Yet I have not been able to find any specific reasons given for why the plan is so bad.
It was approved by both the House and Senate and signed by the president, and the constitutionality was upheld by the U.S. Supreme Court.
Admittedly, there were serious problems at the start of enrollment last fall, but very capable technicians were brought in immediately and repairs were made.

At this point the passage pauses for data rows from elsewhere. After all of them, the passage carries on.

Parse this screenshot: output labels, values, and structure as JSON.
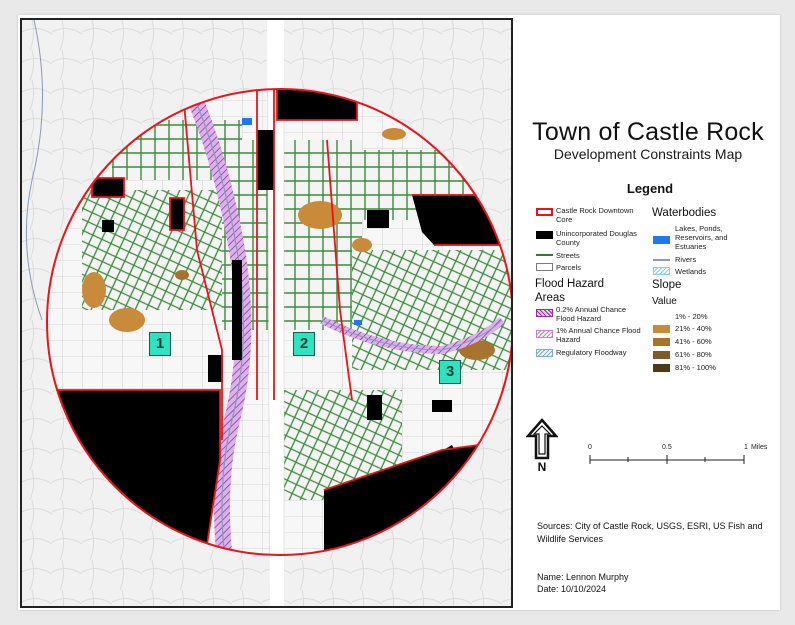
{
  "title": "Town of Castle Rock",
  "subtitle": "Development Constraints Map",
  "legend": {
    "title": "Legend",
    "items": [
      {
        "label": "Castle Rock Downtown Core",
        "symbol": "red-outline-box",
        "color": "#e8141b"
      },
      {
        "label": "Unincorporated Douglas County",
        "symbol": "black-fill-box",
        "color": "#000000"
      },
      {
        "label": "Streets",
        "symbol": "green-line",
        "color": "#2e7d32"
      },
      {
        "label": "Parcels",
        "symbol": "gray-outline-box",
        "color": "#7a7a7a"
      }
    ],
    "flood_heading": "Flood Hazard Areas",
    "flood_items": [
      {
        "label": "0.2% Annual Chance Flood Hazard",
        "symbol": "purple-crosshatch",
        "color": "#9c27b0"
      },
      {
        "label": "1% Annual Chance Flood Hazard",
        "symbol": "purple-diagonal",
        "color": "#c77dd6"
      },
      {
        "label": "Regulatory Floodway",
        "symbol": "blue-diagonal",
        "color": "#7ea7e0"
      }
    ],
    "water_heading": "Waterbodies",
    "water_items": [
      {
        "label": "Lakes, Ponds, Reservoirs, and Estuaries",
        "symbol": "blue-fill",
        "color": "#1f78f0"
      },
      {
        "label": "Rivers",
        "symbol": "river-line",
        "color": "#8a9bbf"
      },
      {
        "label": "Wetlands",
        "symbol": "wetland-hatch",
        "color": "#7fd3e8"
      }
    ],
    "slope_heading": "Slope",
    "slope_value_label": "Value",
    "slope_items": [
      {
        "label": "1% - 20%",
        "color": "#ffffff"
      },
      {
        "label": "21% - 40%",
        "color": "#c98a3a"
      },
      {
        "label": "41% - 60%",
        "color": "#a7742e"
      },
      {
        "label": "61% - 80%",
        "color": "#7e5a26"
      },
      {
        "label": "81% - 100%",
        "color": "#4f3a17"
      }
    ]
  },
  "scale_bar": {
    "ticks": [
      "0",
      "0.5",
      "1"
    ],
    "unit": "Miles"
  },
  "north_arrow_letter": "N",
  "zones": [
    {
      "label": "1"
    },
    {
      "label": "2"
    },
    {
      "label": "3"
    }
  ],
  "sources": "Sources: City of Castle Rock, USGS, ESRI, US Fish and Wildlife Services",
  "author": "Name: Lennon Murphy",
  "date": "Date: 10/10/2024"
}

Enrollment then went quite well.
There are anecdotal reports of persons signing up with plans that cost less than they expected and that they are happy with.
The only specific objection I have read is that the plan is supported by President Barack Obama.
If it is so bad, why haven’t the objectors pointed out specific reasons other than generalities and anecdotal reports?
Overland Park Political shell game
It is interesting to note articles informing us that Mark Zuckerberg (founder of Facebook) joins some of the other wealthiest 1 percenters in making a sizable charitable contribution.
Other articles inform us that many members of Congress as well as President Barack Obama are also multimillionaires.
And these wealthy people are telling us that the very wealthy should be taxed more to help the poor.
Some of these elected officials, who are famously wealthy themselves, are very miserly in making contributions to charitable organizations.
If they are really concerned about the poor, they should lead the way and make significant contributions to some of the many organizations with that mission.
Or are they concerned about the poor?
Are they merely trying to create a wedge issue that would promote the erroneous idea that the Democrat Party is concerned about the poor, unlike the heartless Republicans who are not?
Gardner Honor KC giants
Honor these two Kansas City icons: John W. Bluford III, president/CEO of Truman Medical Center, and James E. Stowers Jr., founder of American Century Investments and Stowers Institute for Medical Research.
Based upon the accomplishments of the men, who are well known by the majority of Kansas Citians, I wish to suggest that the following Kansas City institutions be named in their honor:
• The University of Missouri-Kansas City School of Medicine be named after John W. Bluford III for his services to the medical community.
• Kansas City International Airport be named after the late James E. Stowers Jr. for his services to the business community.
Space won’t allow me to state all of the accomplishments of these two individuals.
However, I believe that most Kansas Citians would agree to these suggestions.
Mr. Bluford and Mr. Stowers deserve the recognition.